The independent variables were the predischarge interventions. This refers to the proper planning of patients’ behaviour and activities prior to discharge. Educational materials regarding patients’ diagnosis of heart failure will be distributed to the intervention group and the control group. The aim is to investigate how different levels of transitional care interventions can impact on readmission rates among heart failure patients. More focus was given to the intervention group than the control group. Other interventions include medication reconciliation. The intervention group will be taught the importance of adherence to medication and the recommended diet.
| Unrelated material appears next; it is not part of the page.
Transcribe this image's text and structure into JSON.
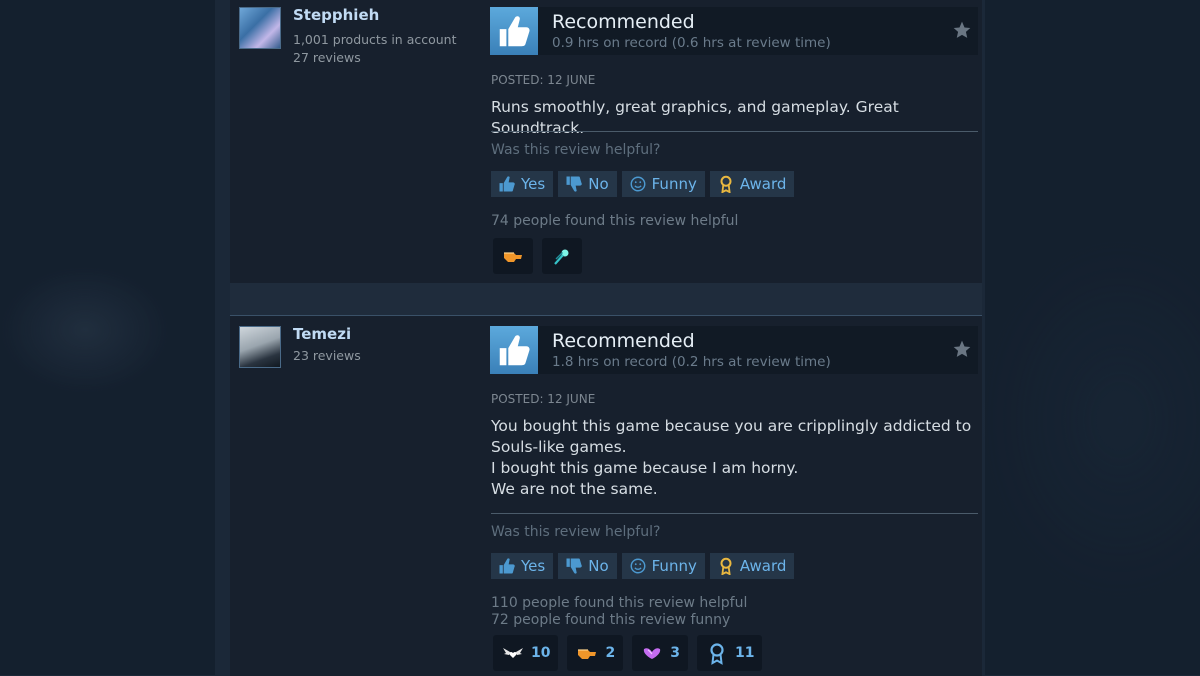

They will also be given an appointment before being discharged, which shows the intensive efforts of follow up practices. The patients are taught the signs and symptoms to watch out in case the heart failure condition is severe. This approach aims at reducing the readmissions associated with late recognition of a deteriorating condition. Thus, interventions can be used to prevent consequential premature deaths.
The expected results will be measured from health and social outcomes and health care utilization outcomes. The mortality rates will be recorded as well as the quality of life using a validated measure. The self-care and caregiver burdens will also be estimated. The rate of use of healthcare services will be recorded—for instance, heart failure readmissions and the visits in emergency rooms. Furthermore, subsequent readmissions on hospital days and acute-care visits are to be noted.
The timing of this study is 30 days from the day of hospital discharge. Although outcomes may be measured for three months, they are excluded from the result findings. Thirty days were chosen to conform to the CMS policy that monitors hospitals with a rampant readmission rate (Gupta et al., 2018). The outcomes to be assessed are the self-care knowledge, level of heart failure awareness, and the impacts of interventions on the frequency of emergency room visits, rehospitalizations, and deaths within three months (Ross et al., 2010). Telephone contacts were made for the intervention group, while none were used to monitor the control group.
Gupta, A., Allen, L. A., Bhatt, D. L., Cox, M., DeVore, A. D., Heidenreich, P. A., … & Fonarow, G. C. (2018). Association of the hospital readmissions reduction program implementation with readmission and mortality outcomes in heart failure. JAMA cardiology, 3(1), 44-53.
Ross, J. S., Chen, J., Lin, Z., Bueno, H., Curtis, J. P., Keenan, P. S., … & Wang, Y. (2010). Recent national trends in readmission rates after heart failure hospitalization. Circulation: Heart Failure, 3(1), 97-103.